▶ [ASSIGNMENT] Search the material below for the string "size" and extract each line that has it.

(GIVEN DATA)

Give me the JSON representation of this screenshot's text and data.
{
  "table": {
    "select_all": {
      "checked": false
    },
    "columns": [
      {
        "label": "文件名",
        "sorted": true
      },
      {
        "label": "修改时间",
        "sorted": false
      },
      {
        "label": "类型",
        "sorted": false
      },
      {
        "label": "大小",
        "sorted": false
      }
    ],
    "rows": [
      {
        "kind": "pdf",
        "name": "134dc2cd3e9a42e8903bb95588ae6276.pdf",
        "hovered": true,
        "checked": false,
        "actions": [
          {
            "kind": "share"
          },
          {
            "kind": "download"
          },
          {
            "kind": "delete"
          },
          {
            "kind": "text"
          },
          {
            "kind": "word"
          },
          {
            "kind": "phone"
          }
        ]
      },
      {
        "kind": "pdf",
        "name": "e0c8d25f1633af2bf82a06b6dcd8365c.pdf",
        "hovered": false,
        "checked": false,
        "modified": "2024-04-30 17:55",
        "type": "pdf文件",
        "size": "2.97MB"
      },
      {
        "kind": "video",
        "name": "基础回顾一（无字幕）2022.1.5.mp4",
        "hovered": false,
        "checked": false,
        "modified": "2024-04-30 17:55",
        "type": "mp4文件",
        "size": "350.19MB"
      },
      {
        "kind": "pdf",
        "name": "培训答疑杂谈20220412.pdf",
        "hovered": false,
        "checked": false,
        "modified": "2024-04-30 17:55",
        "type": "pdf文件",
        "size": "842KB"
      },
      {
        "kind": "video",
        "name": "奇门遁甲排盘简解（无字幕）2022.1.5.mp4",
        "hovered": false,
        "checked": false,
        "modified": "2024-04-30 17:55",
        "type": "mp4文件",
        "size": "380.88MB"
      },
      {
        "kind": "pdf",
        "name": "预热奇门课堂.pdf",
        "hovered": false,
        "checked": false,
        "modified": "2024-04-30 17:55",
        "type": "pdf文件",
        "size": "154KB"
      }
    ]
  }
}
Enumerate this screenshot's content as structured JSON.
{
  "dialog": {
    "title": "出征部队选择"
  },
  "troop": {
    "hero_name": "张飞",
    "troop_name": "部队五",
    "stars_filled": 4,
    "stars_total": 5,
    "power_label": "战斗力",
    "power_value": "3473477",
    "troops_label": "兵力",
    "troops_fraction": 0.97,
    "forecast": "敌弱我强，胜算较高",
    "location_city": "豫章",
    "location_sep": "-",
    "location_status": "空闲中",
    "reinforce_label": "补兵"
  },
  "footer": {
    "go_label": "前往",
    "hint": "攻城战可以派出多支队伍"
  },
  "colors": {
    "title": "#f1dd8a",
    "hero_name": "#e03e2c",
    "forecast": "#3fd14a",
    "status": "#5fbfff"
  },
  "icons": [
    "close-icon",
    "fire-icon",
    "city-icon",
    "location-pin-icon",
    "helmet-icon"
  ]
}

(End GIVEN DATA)

▶ [SOLUTION FOR THIS TASK]
        "size": "2.97MB"
        "size": "350.19MB"
        "size": "842KB"
        "size": "380.88MB"
        "size": "154KB"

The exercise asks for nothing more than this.